As technology evolves living patterns change–and vice versa. These kinds of changes impact a range of societal factors. Your mom starts using facebook, she gets more opportunities to see pictures of grandchildren, but perhaps seems less likely to call or physically stop by in lieu. Smartphones and GPS devices mean fewer people buy maps or stop and ask for directions, which impact sales at the local 7 Elevens.
And so on.
As “things” change, new “things” become valuable. New currencies surface–and new currencies yield new opportunities for exchange.
What if–in pursuit of learning–hobbies, expertise, and original thinking were currency?
What if you traded one idea for another?
What kind of impact might this have not simply on learner engagement and accountability, but more importantly how community members interact with one another?
How could this model be incorporated into formal learning environments?

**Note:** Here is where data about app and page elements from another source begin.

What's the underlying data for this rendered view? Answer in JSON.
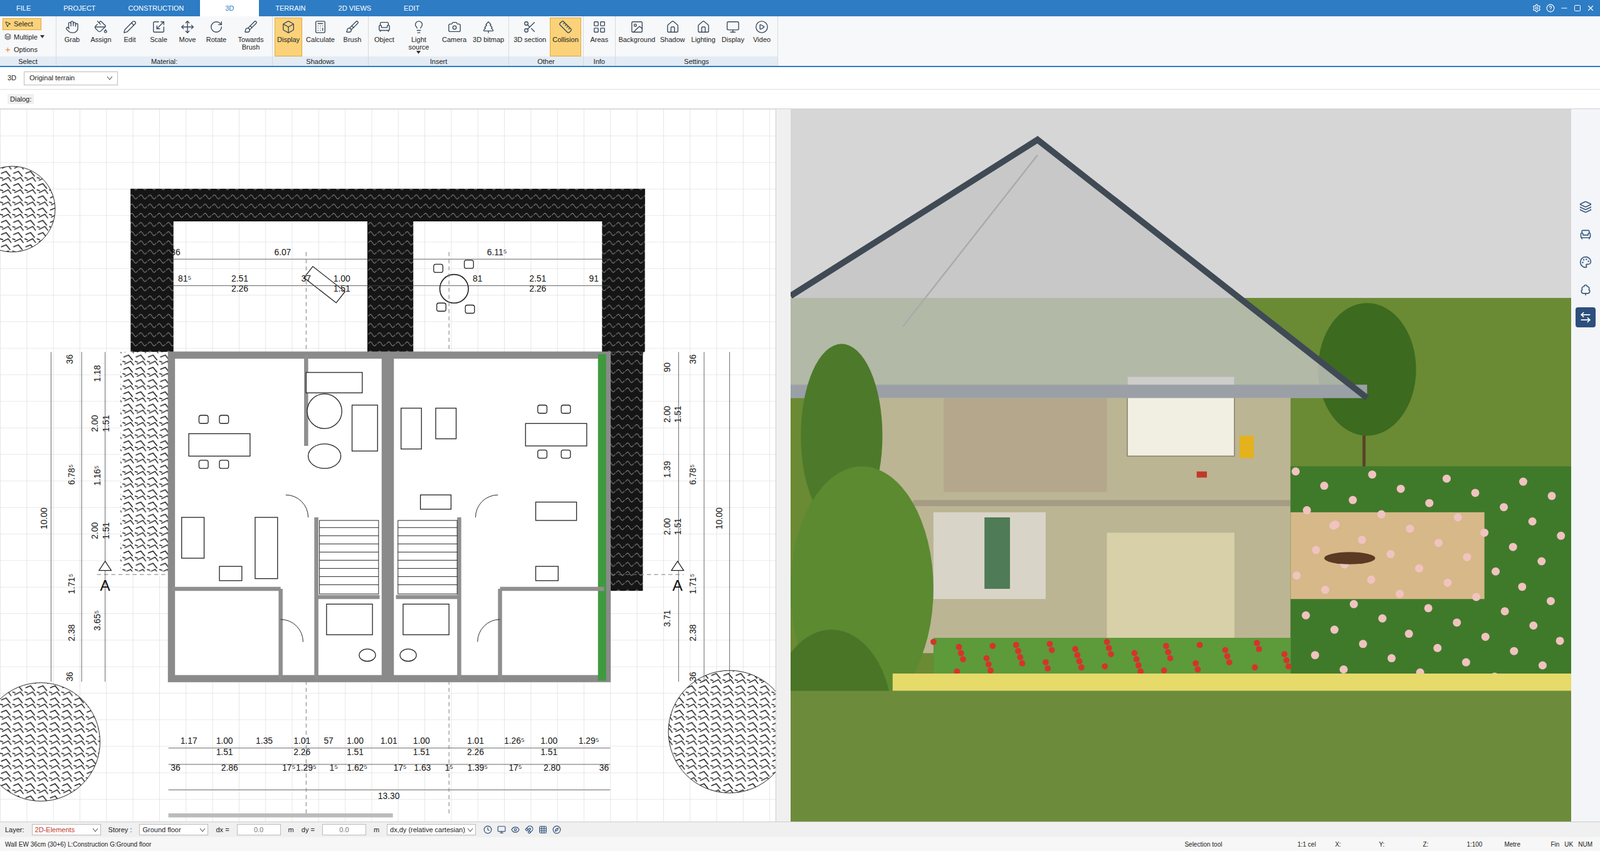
{
  "tabs": [
    {
      "label": "FILE",
      "selected": false
    },
    {
      "label": "PROJECT",
      "selected": false
    },
    {
      "label": "CONSTRUCTION",
      "selected": false
    },
    {
      "label": "3D",
      "selected": true
    },
    {
      "label": "TERRAIN",
      "selected": false
    },
    {
      "label": "2D VIEWS",
      "selected": false
    },
    {
      "label": "EDIT",
      "selected": false
    }
  ],
  "ribbon": {
    "select_group": {
      "label": "Select",
      "items": [
        {
          "label": "Select",
          "selected": true
        },
        {
          "label": "Multiple",
          "selected": false
        },
        {
          "label": "Options",
          "selected": false
        }
      ]
    },
    "groups": [
      {
        "label": "Material:",
        "items": [
          {
            "label": "Grab",
            "active": false,
            "has_menu": false
          },
          {
            "label": "Assign",
            "active": false,
            "has_menu": false
          },
          {
            "label": "Edit",
            "active": false,
            "has_menu": false
          },
          {
            "label": "Scale",
            "active": false,
            "has_menu": false
          },
          {
            "label": "Move",
            "active": false,
            "has_menu": false
          },
          {
            "label": "Rotate",
            "active": false,
            "has_menu": false
          },
          {
            "label": "Towards Brush",
            "active": false,
            "has_menu": false
          }
        ]
      },
      {
        "label": "Shadows",
        "items": [
          {
            "label": "Display",
            "active": true,
            "has_menu": false
          },
          {
            "label": "Calculate",
            "active": false,
            "has_menu": false
          },
          {
            "label": "Brush",
            "active": false,
            "has_menu": false
          }
        ]
      },
      {
        "label": "Insert",
        "items": [
          {
            "label": "Object",
            "active": false,
            "has_menu": false
          },
          {
            "label": "Light source",
            "active": false,
            "has_menu": true
          },
          {
            "label": "Camera",
            "active": false,
            "has_menu": false
          },
          {
            "label": "3D bitmap",
            "active": false,
            "has_menu": false
          }
        ]
      },
      {
        "label": "Other",
        "items": [
          {
            "label": "3D section",
            "active": false,
            "has_menu": false
          },
          {
            "label": "Collision",
            "active": true,
            "has_menu": false
          }
        ]
      },
      {
        "label": "Info",
        "items": [
          {
            "label": "Areas",
            "active": false,
            "has_menu": false
          }
        ]
      },
      {
        "label": "Settings",
        "items": [
          {
            "label": "Background",
            "active": false,
            "has_menu": false
          },
          {
            "label": "Shadow",
            "active": false,
            "has_menu": false
          },
          {
            "label": "Lighting",
            "active": false,
            "has_menu": false
          },
          {
            "label": "Display",
            "active": false,
            "has_menu": false
          },
          {
            "label": "Video",
            "active": false,
            "has_menu": false
          }
        ]
      }
    ]
  },
  "view_row": {
    "label": "3D",
    "terrain": "Original terrain"
  },
  "dialog_label": "Dialog:",
  "plan": {
    "top": [
      "36",
      "6.07",
      "6.11⁵",
      "81⁵",
      "2.51",
      "2.26",
      "37",
      "1.00",
      "1.51",
      "81",
      "2.51",
      "2.26",
      "91"
    ],
    "left": [
      "36",
      "1.18",
      "2.00",
      "1.51",
      "6.78⁵",
      "1.16⁵",
      "10.00",
      "2.00",
      "1.51",
      "1.71⁵",
      "3.65⁵",
      "2.38",
      "36"
    ],
    "right": [
      "90",
      "36",
      "2.00",
      "1.51",
      "1.39",
      "6.78⁵",
      "10.00",
      "2.00",
      "1.51",
      "1.71⁵",
      "3.71",
      "2.38",
      "36"
    ],
    "bottom": [
      "1.17",
      "1.00",
      "1.35",
      "1.01",
      "57",
      "1.00",
      "1.01",
      "1.00",
      "1.01",
      "1.26⁵",
      "1.00",
      "1.29⁵",
      "1.51",
      "2.26",
      "1.51",
      "1.51",
      "2.26",
      "1.51",
      "36",
      "2.86",
      "17⁵",
      "1.29⁵",
      "1⁵",
      "1.62⁵",
      "17⁵",
      "1.63",
      "1⁵",
      "1.39⁵",
      "17⁵",
      "2.80",
      "36"
    ],
    "total": "13.30",
    "section_marks": [
      "A",
      "A"
    ]
  },
  "status": {
    "layer_label": "Layer:",
    "layer": "2D-Elements",
    "storey_label": "Storey :",
    "storey": "Ground floor",
    "dx_label": "dx =",
    "dx": "0.0",
    "dx_unit": "m",
    "dy_label": "dy =",
    "dy": "0.0",
    "dy_unit": "m",
    "coord_mode": "dx,dy (relative cartesian)"
  },
  "info_bar": {
    "message": "Wall EW 36cm (30+6)  L:Construction G:Ground floor",
    "tool": "Selection tool",
    "scale_cell": "1:1 cel",
    "x": "X:",
    "y": "Y:",
    "z": "Z:",
    "scale": "1:100",
    "unit": "Metre",
    "flags": [
      "Fin",
      "UK",
      "NUM"
    ]
  }
}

And perhaps most importantly, how does this approach disrupt traditional power sets in learning environments? How do equitable terms empower all learning participants?